Rehab risks: Part I

Thermal imagine discovered an usual problem with the toilet.

Many rehabbers cut corners in order to maximize profit. One way they do this is to hire cheap, low-skilled workers who lack the training and experience to do good work.  

At a recent Logan Square rahab, we found that the rehabber’s “plumber” connected hot water to a toilet.  It’s not always possible to find a defect like this on an inspection since a flush or two usually isn’t enough to get fresh hot water to make its way to the toilet.  This bathroom was right next to the utility room where the water heater is located, so the hot water didn’t have far to go.  After noticing the valve was hot, I touched the tank – it was scalding hot as well.
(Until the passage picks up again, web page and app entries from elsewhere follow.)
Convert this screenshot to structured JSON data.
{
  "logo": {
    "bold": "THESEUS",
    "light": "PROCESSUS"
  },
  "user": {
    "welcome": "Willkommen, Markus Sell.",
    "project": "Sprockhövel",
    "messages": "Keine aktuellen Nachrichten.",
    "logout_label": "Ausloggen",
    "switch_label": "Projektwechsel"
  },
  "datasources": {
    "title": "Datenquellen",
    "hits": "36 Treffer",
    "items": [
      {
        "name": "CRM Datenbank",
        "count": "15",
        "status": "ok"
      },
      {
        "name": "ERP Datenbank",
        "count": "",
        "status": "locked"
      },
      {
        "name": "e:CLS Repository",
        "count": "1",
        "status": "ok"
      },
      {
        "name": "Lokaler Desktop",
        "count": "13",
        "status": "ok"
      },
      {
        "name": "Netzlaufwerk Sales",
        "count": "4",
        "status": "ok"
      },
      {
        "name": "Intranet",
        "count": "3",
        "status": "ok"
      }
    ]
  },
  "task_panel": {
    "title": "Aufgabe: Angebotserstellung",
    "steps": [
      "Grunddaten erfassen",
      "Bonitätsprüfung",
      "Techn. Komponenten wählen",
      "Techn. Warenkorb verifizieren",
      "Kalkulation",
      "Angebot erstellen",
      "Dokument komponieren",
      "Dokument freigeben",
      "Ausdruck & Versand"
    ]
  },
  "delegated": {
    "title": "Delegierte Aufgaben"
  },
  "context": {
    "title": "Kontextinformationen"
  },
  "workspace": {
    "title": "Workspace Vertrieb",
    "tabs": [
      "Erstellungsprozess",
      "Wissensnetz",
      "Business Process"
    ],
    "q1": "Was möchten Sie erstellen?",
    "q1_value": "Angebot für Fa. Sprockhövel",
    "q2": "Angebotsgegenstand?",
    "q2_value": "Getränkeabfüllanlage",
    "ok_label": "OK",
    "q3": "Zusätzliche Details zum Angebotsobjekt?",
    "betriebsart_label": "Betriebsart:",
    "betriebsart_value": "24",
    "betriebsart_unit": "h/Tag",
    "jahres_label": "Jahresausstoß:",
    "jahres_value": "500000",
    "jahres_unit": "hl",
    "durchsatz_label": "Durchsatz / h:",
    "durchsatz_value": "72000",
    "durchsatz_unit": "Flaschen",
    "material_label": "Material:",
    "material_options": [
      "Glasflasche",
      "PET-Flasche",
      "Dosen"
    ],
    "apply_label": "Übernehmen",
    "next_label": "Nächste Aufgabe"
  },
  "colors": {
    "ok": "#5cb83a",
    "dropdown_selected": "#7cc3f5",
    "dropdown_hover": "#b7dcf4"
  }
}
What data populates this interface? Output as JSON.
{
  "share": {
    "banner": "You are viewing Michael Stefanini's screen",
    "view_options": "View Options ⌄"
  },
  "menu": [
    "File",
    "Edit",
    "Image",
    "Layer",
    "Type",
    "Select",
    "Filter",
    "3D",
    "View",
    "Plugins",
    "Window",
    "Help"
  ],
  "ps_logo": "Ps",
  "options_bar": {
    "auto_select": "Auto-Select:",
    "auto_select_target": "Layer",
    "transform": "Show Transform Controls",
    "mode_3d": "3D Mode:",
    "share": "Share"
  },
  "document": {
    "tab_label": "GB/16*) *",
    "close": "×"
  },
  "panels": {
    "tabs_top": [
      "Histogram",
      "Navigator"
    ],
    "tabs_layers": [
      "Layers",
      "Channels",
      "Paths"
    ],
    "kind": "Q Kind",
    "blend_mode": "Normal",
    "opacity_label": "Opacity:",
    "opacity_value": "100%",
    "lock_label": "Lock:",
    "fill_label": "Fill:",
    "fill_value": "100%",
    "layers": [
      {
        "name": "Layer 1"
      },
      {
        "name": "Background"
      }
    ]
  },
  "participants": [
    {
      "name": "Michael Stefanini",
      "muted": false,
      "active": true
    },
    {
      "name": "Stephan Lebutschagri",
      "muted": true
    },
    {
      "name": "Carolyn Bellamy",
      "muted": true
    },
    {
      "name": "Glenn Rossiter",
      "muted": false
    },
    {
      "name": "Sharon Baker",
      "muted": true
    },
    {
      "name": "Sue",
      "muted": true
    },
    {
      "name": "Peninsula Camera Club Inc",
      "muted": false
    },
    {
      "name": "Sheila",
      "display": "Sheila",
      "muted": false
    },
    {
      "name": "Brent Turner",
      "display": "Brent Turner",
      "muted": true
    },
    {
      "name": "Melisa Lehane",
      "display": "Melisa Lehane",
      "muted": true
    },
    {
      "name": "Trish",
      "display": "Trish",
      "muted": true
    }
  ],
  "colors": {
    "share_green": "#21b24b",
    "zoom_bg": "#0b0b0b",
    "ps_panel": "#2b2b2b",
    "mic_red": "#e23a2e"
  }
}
This isn’t just an amusing mistake.  Toilets are not designed to be supplied with hot water, which can damage the internal components in the tank. Hot water could even cause the tank to crack or the supply connection to fail and leak.  That could cause serious flooding, property damage, mold growth, and other problems.  

My dad taught me to touch every accessible water supply valve during my inspections.  Here’s why: When you touch a valve, you often feel a small, slow leak you might not have otherwise found. Water shut-off valves are often hard to see, since they’re typically located under sinks and behind toilets. They can leak for quite a while (and cause substantial damage) without anyone noticing. 

And, of course, you might also notice that the plumber didn’t know enough to tell hot from cold.  Maybe cold water runs to the dishwasher (it won’t work very well without hot water) or hot water goes to the icemaker or toilet.